By the way… you can’t have drinks/food in spanish either, it would raise the same questions. It’s not one of those weird things of the german language ;)

Viele Grüße

cmalbrecht
9 years ago
Reply to  JEAP

I don’t think the Russians usually say “have” in the sense of “I have no money”, or “I’ll have a cup of coffee”. But that doesn’t mean they can’t say what they want. When I first began studying German (as a dumb kid), and learned they don’t say “I’m going” but rather, “ich gehe or ich fahre”, I thought this meant they simply couldn’t say “going” and therefore, their language wasn’t as sophisticated as English. By now of course, I realize that every language develops through usage and that has nothing to do with a lack of vocabulary. If you try to translate Chinese word for word it looks very strange, but it works just great for millions of Chinese speakers. Try “horse on.” Doesn’t make much sense at all, but to a Chinese speaker it means “right away”. Go figure.

JEAP
JEAP
9 years ago
Reply to  cmalbrecht

Yeah, I know, just like Emmanuel(?) said, they have their own way to say that. But not having the concept in one word can make it harder to learn it…or easier, I don’t know, I just wonder how it is. And “have” can be really broad, attach a prefix to it (in german of course) and it means something completely different.

German and english have many verbs that kind of wrap up concepts that in spanish are described. So, when some people are faced with one simple word it can be a bit confusing, and for some it takes some time to digest. It seems like it should be simpler, but it isn’t, at least not all the time.

Hey, it’s nice to finally see some healthy discussion in this place :)

cmalbrecht
9 years ago
Reply to  JEAP

I’ve always been fascinated by languages, their differences and the words or expressions they share. I feel that, in many ways, Spanish and English syntax and idioms are a lot closer that those of many languages. Of course there are literally thousands of language about which I know nothing at all.

Anonymous
Anonymous
9 years ago
Reply to  cmalbrecht

Interestingly enough in Ireland we would (very very rarely) say ‘Horse on there boy’ which would mean ‘ I leave now’. Love this blog by the way, fantastic articles

Shahe
Shahe
9 years ago

This is great, real good.
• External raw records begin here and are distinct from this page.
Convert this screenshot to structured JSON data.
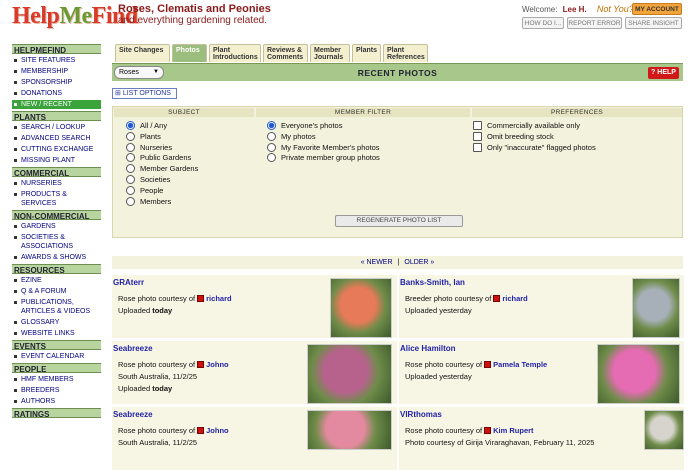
{
  "header": {
    "logo_text_1": "Help",
    "logo_text_2": "Me",
    "logo_text_3": "Find",
    "site_title": "Roses, Clematis and Peonies",
    "site_subtitle": "and everything gardening related.",
    "welcome_label": "Welcome:",
    "user_name": "Lee H.",
    "not_you": "Not You?",
    "my_account": "MY ACCOUNT",
    "how_do_i": "HOW DO I...",
    "report_error": "REPORT ERROR",
    "share_insight": "SHARE INSIGHT"
  },
  "sidebar": {
    "sections": [
      {
        "title": "HELPMEFIND",
        "items": [
          "SITE FEATURES",
          "MEMBERSHIP",
          "SPONSORSHIP",
          "DONATIONS",
          "NEW / RECENT"
        ]
      },
      {
        "title": "PLANTS",
        "items": [
          "SEARCH / LOOKUP",
          "ADVANCED SEARCH",
          "CUTTING EXCHANGE",
          "MISSING PLANT"
        ]
      },
      {
        "title": "COMMERCIAL",
        "items": [
          "NURSERIES",
          "PRODUCTS & SERVICES"
        ]
      },
      {
        "title": "NON-COMMERCIAL",
        "items": [
          "GARDENS",
          "SOCIETIES & ASSOCIATIONS",
          "AWARDS & SHOWS"
        ]
      },
      {
        "title": "RESOURCES",
        "items": [
          "EZINE",
          "Q & A FORUM",
          "PUBLICATIONS, ARTICLES & VIDEOS",
          "GLOSSARY",
          "WEBSITE LINKS"
        ]
      },
      {
        "title": "EVENTS",
        "items": [
          "EVENT CALENDAR"
        ]
      },
      {
        "title": "PEOPLE",
        "items": [
          "HMF MEMBERS",
          "BREEDERS",
          "AUTHORS"
        ]
      },
      {
        "title": "RATINGS",
        "items": []
      }
    ],
    "selected": "NEW / RECENT"
  },
  "tabs": [
    "Site Changes",
    "Photos",
    "Plant Introductions",
    "Reviews & Comments",
    "Member Journals",
    "Plants",
    "Plant References"
  ],
  "active_tab": "Photos",
  "titlebar": {
    "select_value": "Roses",
    "title": "Recent Photos",
    "help": "HELP"
  },
  "list_options": "LIST OPTIONS",
  "filters": {
    "subject_header": "SUBJECT",
    "member_header": "MEMBER FILTER",
    "prefs_header": "PREFERENCES",
    "subject_options": [
      "All / Any",
      "Plants",
      "Nurseries",
      "Public Gardens",
      "Member Gardens",
      "Societies",
      "People",
      "Members"
    ],
    "subject_selected": "All / Any",
    "member_options": [
      "Everyone's photos",
      "My photos",
      "My Favorite Member's photos",
      "Private member group photos"
    ],
    "member_selected": "Everyone's photos",
    "prefs_options": [
      "Commercially available only",
      "Omit breeding stock",
      "Only \"inaccurate\" flagged photos"
    ],
    "regenerate": "REGENERATE PHOTO LIST"
  },
  "pager": {
    "newer": "« NEWER",
    "sep": "|",
    "older": "OLDER »"
  },
  "cards": [
    {
      "name": "GRAterr",
      "line1_prefix": "Rose photo courtesy of",
      "line1_user": "richard",
      "line2": "Uploaded",
      "line2_bold": "today",
      "line3": "",
      "photo_color": "#e77a58"
    },
    {
      "name": "Banks-Smith, Ian",
      "line1_prefix": "Breeder photo courtesy of",
      "line1_user": "richard",
      "line2": "Uploaded yesterday",
      "line2_bold": "",
      "line3": "",
      "photo_color": "#a7b0b8"
    },
    {
      "name": "Seabreeze",
      "line1_prefix": "Rose photo courtesy of",
      "line1_user": "Johno",
      "line2": "South Australia, 11/2/25",
      "line2_bold": "",
      "line3": "Uploaded",
      "line3_bold": "today",
      "photo_color": "#b7628d"
    },
    {
      "name": "Alice Hamilton",
      "line1_prefix": "Rose photo courtesy of",
      "line1_user": "Pamela Temple",
      "line2": "Uploaded yesterday",
      "line2_bold": "",
      "line3": "",
      "photo_color": "#e56bb2"
    },
    {
      "name": "Seabreeze",
      "line1_prefix": "Rose photo courtesy of",
      "line1_user": "Johno",
      "line2": "South Australia, 11/2/25",
      "line2_bold": "",
      "line3": "",
      "photo_color": "#e48aa0"
    },
    {
      "name": "VIRthomas",
      "line1_prefix": "Rose photo courtesy of",
      "line1_user": "Kim Rupert",
      "line2": "Photo courtesy of Girija Viraraghavan, February 11, 2025",
      "line2_bold": "",
      "line3": "",
      "photo_color": "#d6d4cc"
    }
  ]
}
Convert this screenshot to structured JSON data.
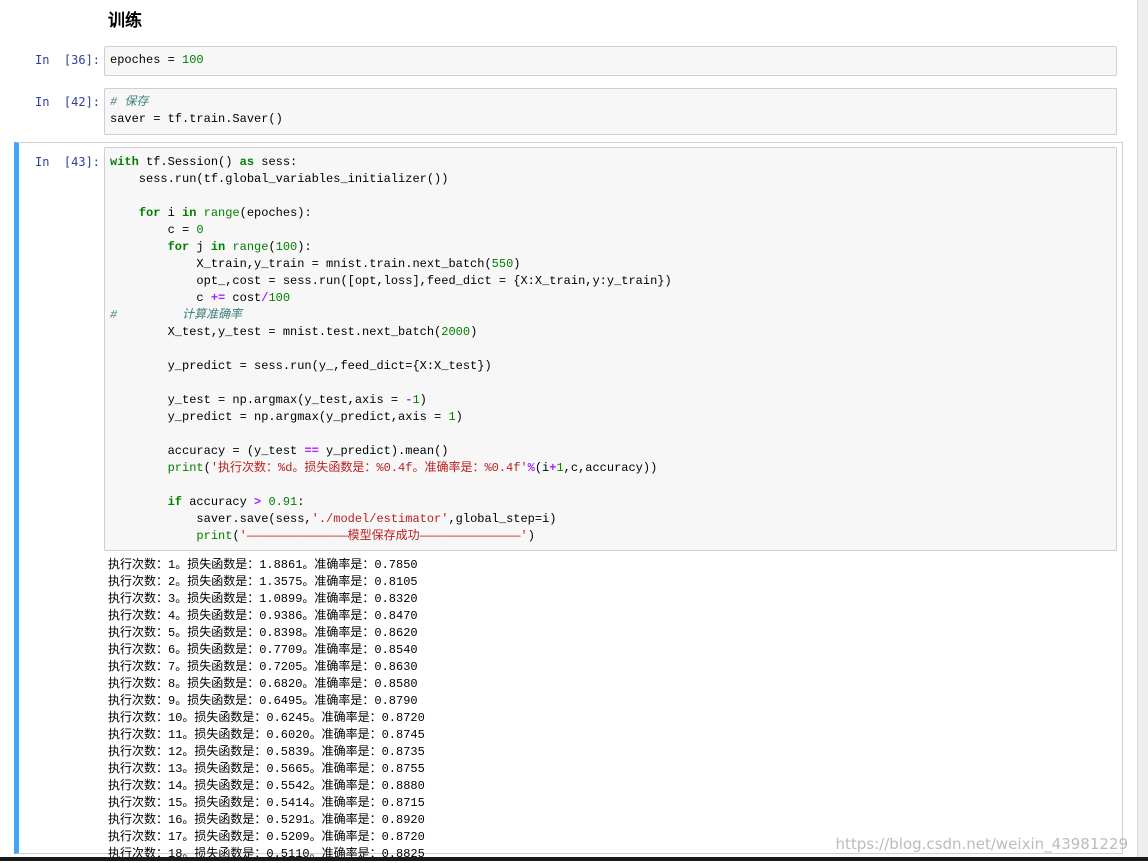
{
  "heading": "训练",
  "cells": [
    {
      "prompt": "In  [36]:",
      "lines": [
        "epoches = 100"
      ]
    },
    {
      "prompt": "In  [42]:",
      "lines": [
        "# 保存",
        "saver = tf.train.Saver()"
      ]
    },
    {
      "prompt": "In  [43]:",
      "lines": [
        "with tf.Session() as sess:",
        "    sess.run(tf.global_variables_initializer())",
        "",
        "    for i in range(epoches):",
        "        c = 0",
        "        for j in range(100):",
        "            X_train,y_train = mnist.train.next_batch(550)",
        "            opt_,cost = sess.run([opt,loss],feed_dict = {X:X_train,y:y_train})",
        "            c += cost/100",
        "#         计算准确率",
        "        X_test,y_test = mnist.test.next_batch(2000)",
        "",
        "        y_predict = sess.run(y_,feed_dict={X:X_test})",
        "",
        "        y_test = np.argmax(y_test,axis = -1)",
        "        y_predict = np.argmax(y_predict,axis = 1)",
        "",
        "        accuracy = (y_test == y_predict).mean()",
        "        print('执行次数：%d。损失函数是：%0.4f。准确率是：%0.4f'%(i+1,c,accuracy))",
        "",
        "        if accuracy > 0.91:",
        "            saver.save(sess,'./model/estimator',global_step=i)",
        "            print('——————————————模型保存成功——————————————')"
      ]
    }
  ],
  "output_lines": [
    "执行次数：1。损失函数是：1.8861。准确率是：0.7850",
    "执行次数：2。损失函数是：1.3575。准确率是：0.8105",
    "执行次数：3。损失函数是：1.0899。准确率是：0.8320",
    "执行次数：4。损失函数是：0.9386。准确率是：0.8470",
    "执行次数：5。损失函数是：0.8398。准确率是：0.8620",
    "执行次数：6。损失函数是：0.7709。准确率是：0.8540",
    "执行次数：7。损失函数是：0.7205。准确率是：0.8630",
    "执行次数：8。损失函数是：0.6820。准确率是：0.8580",
    "执行次数：9。损失函数是：0.6495。准确率是：0.8790",
    "执行次数：10。损失函数是：0.6245。准确率是：0.8720",
    "执行次数：11。损失函数是：0.6020。准确率是：0.8745",
    "执行次数：12。损失函数是：0.5839。准确率是：0.8735",
    "执行次数：13。损失函数是：0.5665。准确率是：0.8755",
    "执行次数：14。损失函数是：0.5542。准确率是：0.8880",
    "执行次数：15。损失函数是：0.5414。准确率是：0.8715",
    "执行次数：16。损失函数是：0.5291。准确率是：0.8920",
    "执行次数：17。损失函数是：0.5209。准确率是：0.8720",
    "执行次数：18。损失函数是：0.5110。准确率是：0.8825"
  ],
  "watermark": "https://blog.csdn.net/weixin_43981229",
  "colors": {
    "prompt": "#303f9f",
    "keyword": "#008000",
    "string": "#ba2121",
    "comment": "#408080",
    "operator": "#aa22ff",
    "selection_border": "#42a5f5"
  }
}
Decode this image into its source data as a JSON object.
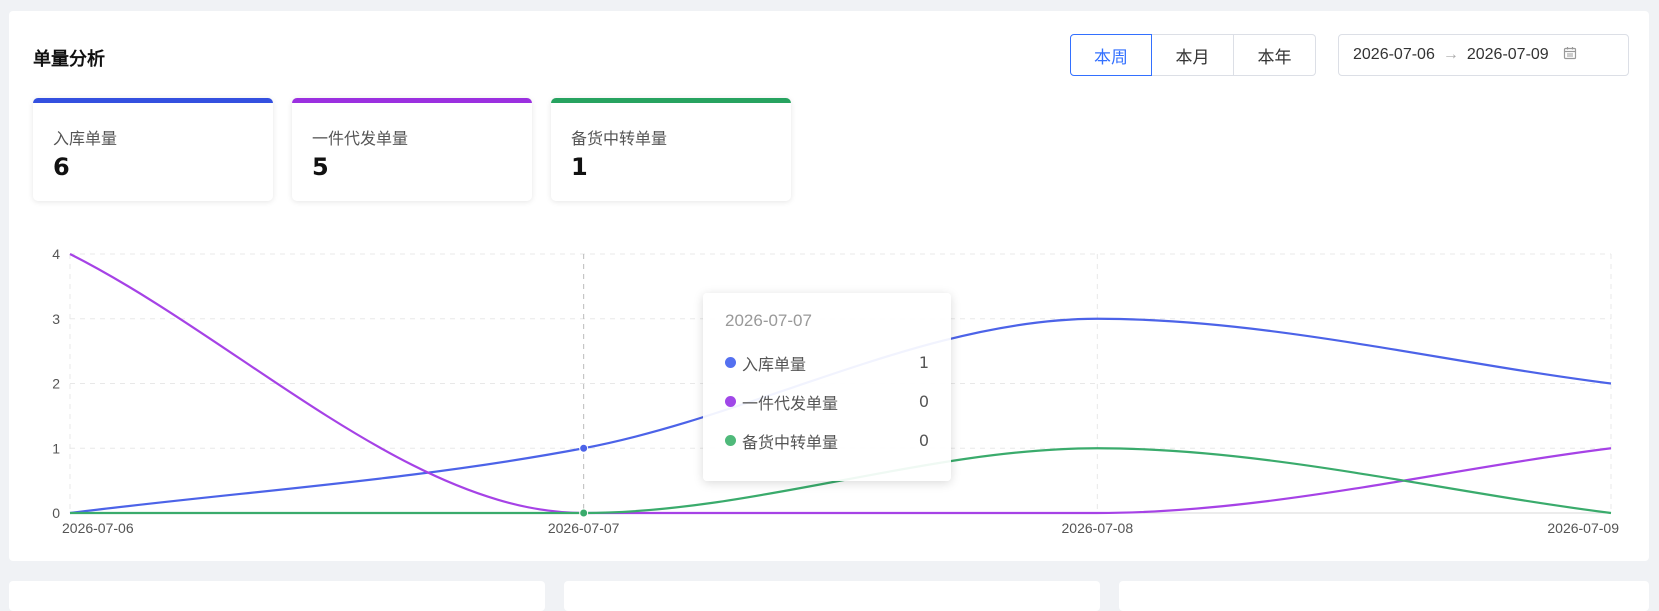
{
  "panel": {
    "title": "单量分析",
    "tabs": [
      {
        "label": "本周",
        "active": true
      },
      {
        "label": "本月",
        "active": false
      },
      {
        "label": "本年",
        "active": false
      }
    ],
    "date_range": {
      "start": "2026-07-06",
      "end": "2026-07-09"
    }
  },
  "stats": [
    {
      "label": "入库单量",
      "value": "6",
      "color": "#3450e0"
    },
    {
      "label": "一件代发单量",
      "value": "5",
      "color": "#9b30e0"
    },
    {
      "label": "备货中转单量",
      "value": "1",
      "color": "#27a360"
    }
  ],
  "tooltip": {
    "title": "2026-07-07",
    "rows": [
      {
        "name": "入库单量",
        "value": "1",
        "color": "#5470f0"
      },
      {
        "name": "一件代发单量",
        "value": "0",
        "color": "#a047e8"
      },
      {
        "name": "备货中转单量",
        "value": "0",
        "color": "#4fb97a"
      }
    ]
  },
  "chart_data": {
    "type": "line",
    "x": [
      "2026-07-06",
      "2026-07-07",
      "2026-07-08",
      "2026-07-09"
    ],
    "series": [
      {
        "name": "入库单量",
        "values": [
          0,
          1,
          3,
          2
        ],
        "color": "#4c63e8"
      },
      {
        "name": "一件代发单量",
        "values": [
          4,
          0,
          0,
          1
        ],
        "color": "#a642e6"
      },
      {
        "name": "备货中转单量",
        "values": [
          0,
          0,
          1,
          0
        ],
        "color": "#3aab6c"
      }
    ],
    "ylim": [
      0,
      4
    ],
    "yticks": [
      0,
      1,
      2,
      3,
      4
    ],
    "smooth": true,
    "grid": true,
    "highlight_index": 1
  }
}
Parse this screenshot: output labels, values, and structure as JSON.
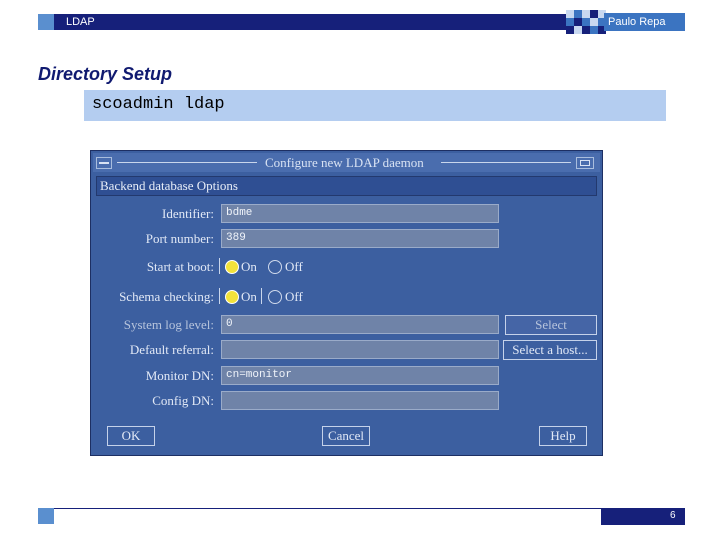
{
  "header": {
    "title": "LDAP",
    "author": "Paulo Repa",
    "colors": {
      "bar": "#16207a",
      "accent": "#5a8fcf",
      "author_box": "#3b74c1"
    }
  },
  "slide": {
    "heading": "Directory Setup",
    "command": "scoadmin ldap"
  },
  "dialog": {
    "title": "Configure new LDAP daemon",
    "section": "Backend database Options",
    "fields": {
      "identifier": {
        "label": "Identifier:",
        "value": "bdme"
      },
      "port": {
        "label": "Port number:",
        "value": "389"
      },
      "start_at_boot": {
        "label": "Start at boot:",
        "on": "On",
        "off": "Off",
        "selected": "On"
      },
      "schema_checking": {
        "label": "Schema checking:",
        "on": "On",
        "off": "Off",
        "selected": "On"
      },
      "syslog_level": {
        "label": "System log level:",
        "value": "0",
        "button": "Select"
      },
      "default_referral": {
        "label": "Default referral:",
        "value": "",
        "button": "Select a host..."
      },
      "monitor_dn": {
        "label": "Monitor DN:",
        "value": "cn=monitor"
      },
      "config_dn": {
        "label": "Config DN:",
        "value": ""
      }
    },
    "buttons": {
      "ok": "OK",
      "cancel": "Cancel",
      "help": "Help"
    },
    "colors": {
      "window": "#3c5fa0",
      "field": "#6f83a8",
      "radio_selected": "#f2e23b"
    }
  },
  "footer": {
    "page_number": "6"
  }
}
Been using Tell Me More which is really great except for explaining why words go where they go, I hope you keep this up, seems like a great place to come to and I hope I can ask questions in the future! :)

cmalbrecht
9 years ago

Thanks. Lots of good stuff here they don’t teach in the grammar books.